━━ DATA FOR THE TASK

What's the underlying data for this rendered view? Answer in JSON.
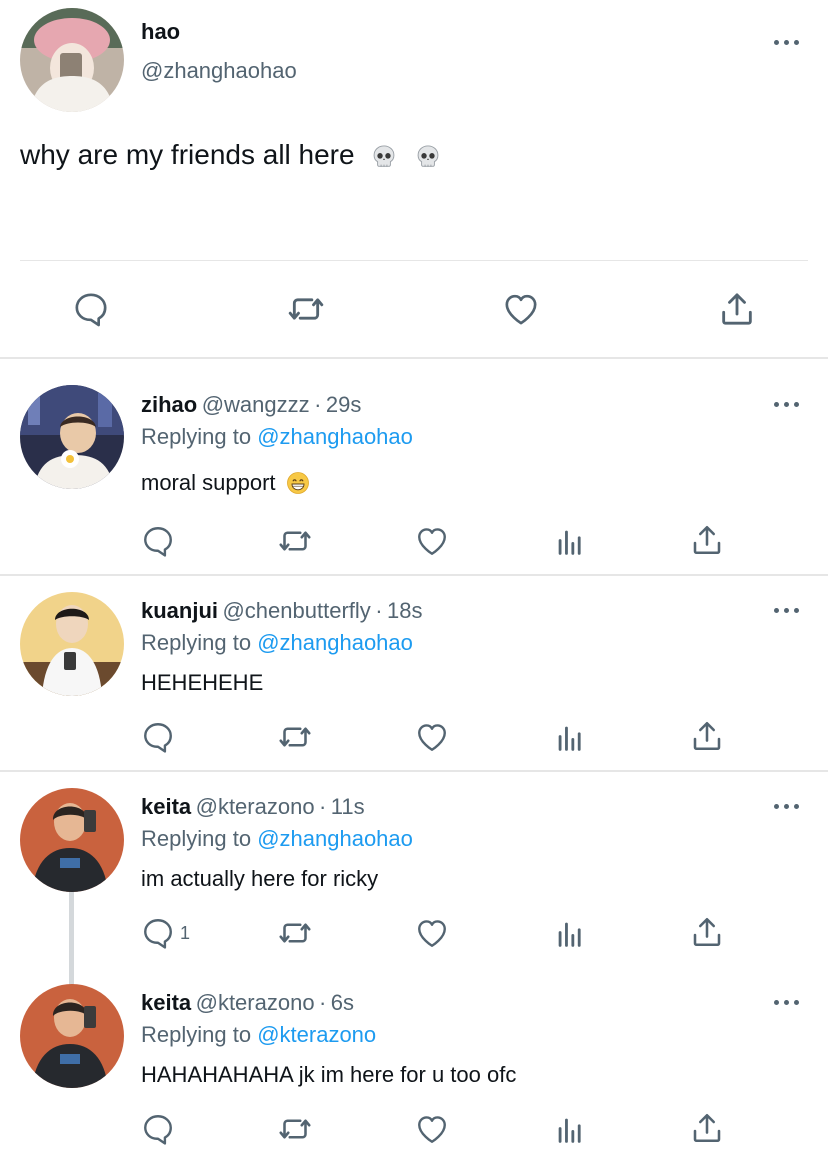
{
  "main_tweet": {
    "name": "hao",
    "handle": "@zhanghaohao",
    "text": "why are my friends all here",
    "emojis": [
      "skull-emoji",
      "skull-emoji"
    ]
  },
  "replies": [
    {
      "name": "zihao",
      "handle": "@wangzzz",
      "sep": "·",
      "time": "29s",
      "replying_label": "Replying to",
      "replying_to": "@zhanghaohao",
      "text": "moral support",
      "emoji": "grinning-face-emoji",
      "reply_count": ""
    },
    {
      "name": "kuanjui",
      "handle": "@chenbutterfly",
      "sep": "·",
      "time": "18s",
      "replying_label": "Replying to",
      "replying_to": "@zhanghaohao",
      "text": "HEHEHEHE",
      "reply_count": ""
    },
    {
      "name": "keita",
      "handle": "@kterazono",
      "sep": "·",
      "time": "11s",
      "replying_label": "Replying to",
      "replying_to": "@zhanghaohao",
      "text": "im actually here for ricky",
      "reply_count": "1"
    },
    {
      "name": "keita",
      "handle": "@kterazono",
      "sep": "·",
      "time": "6s",
      "replying_label": "Replying to",
      "replying_to": "@kterazono",
      "text": "HAHAHAHAHA jk im here for u too ofc",
      "reply_count": ""
    }
  ],
  "icons": {
    "reply": "reply-icon",
    "retweet": "retweet-icon",
    "like": "heart-icon",
    "analytics": "analytics-icon",
    "share": "share-icon",
    "more": "more-icon"
  },
  "colors": {
    "link": "#1d9bf0",
    "secondary": "#536471",
    "divider": "#e6e6e6"
  }
}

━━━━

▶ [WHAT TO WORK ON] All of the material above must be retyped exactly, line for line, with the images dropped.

▶ [SOLVED PROBLEM]
What's the underlying data for this rendered view? Answer in JSON.
{
  "main_tweet": {
    "name": "hao",
    "handle": "@zhanghaohao",
    "text": "why are my friends all here",
    "emojis": [
      "skull-emoji",
      "skull-emoji"
    ]
  },
  "replies": [
    {
      "name": "zihao",
      "handle": "@wangzzz",
      "sep": "·",
      "time": "29s",
      "replying_label": "Replying to",
      "replying_to": "@zhanghaohao",
      "text": "moral support",
      "emoji": "grinning-face-emoji",
      "reply_count": ""
    },
    {
      "name": "kuanjui",
      "handle": "@chenbutterfly",
      "sep": "·",
      "time": "18s",
      "replying_label": "Replying to",
      "replying_to": "@zhanghaohao",
      "text": "HEHEHEHE",
      "reply_count": ""
    },
    {
      "name": "keita",
      "handle": "@kterazono",
      "sep": "·",
      "time": "11s",
      "replying_label": "Replying to",
      "replying_to": "@zhanghaohao",
      "text": "im actually here for ricky",
      "reply_count": "1"
    },
    {
      "name": "keita",
      "handle": "@kterazono",
      "sep": "·",
      "time": "6s",
      "replying_label": "Replying to",
      "replying_to": "@kterazono",
      "text": "HAHAHAHAHA jk im here for u too ofc",
      "reply_count": ""
    }
  ],
  "icons": {
    "reply": "reply-icon",
    "retweet": "retweet-icon",
    "like": "heart-icon",
    "analytics": "analytics-icon",
    "share": "share-icon",
    "more": "more-icon"
  },
  "colors": {
    "link": "#1d9bf0",
    "secondary": "#536471",
    "divider": "#e6e6e6"
  }
}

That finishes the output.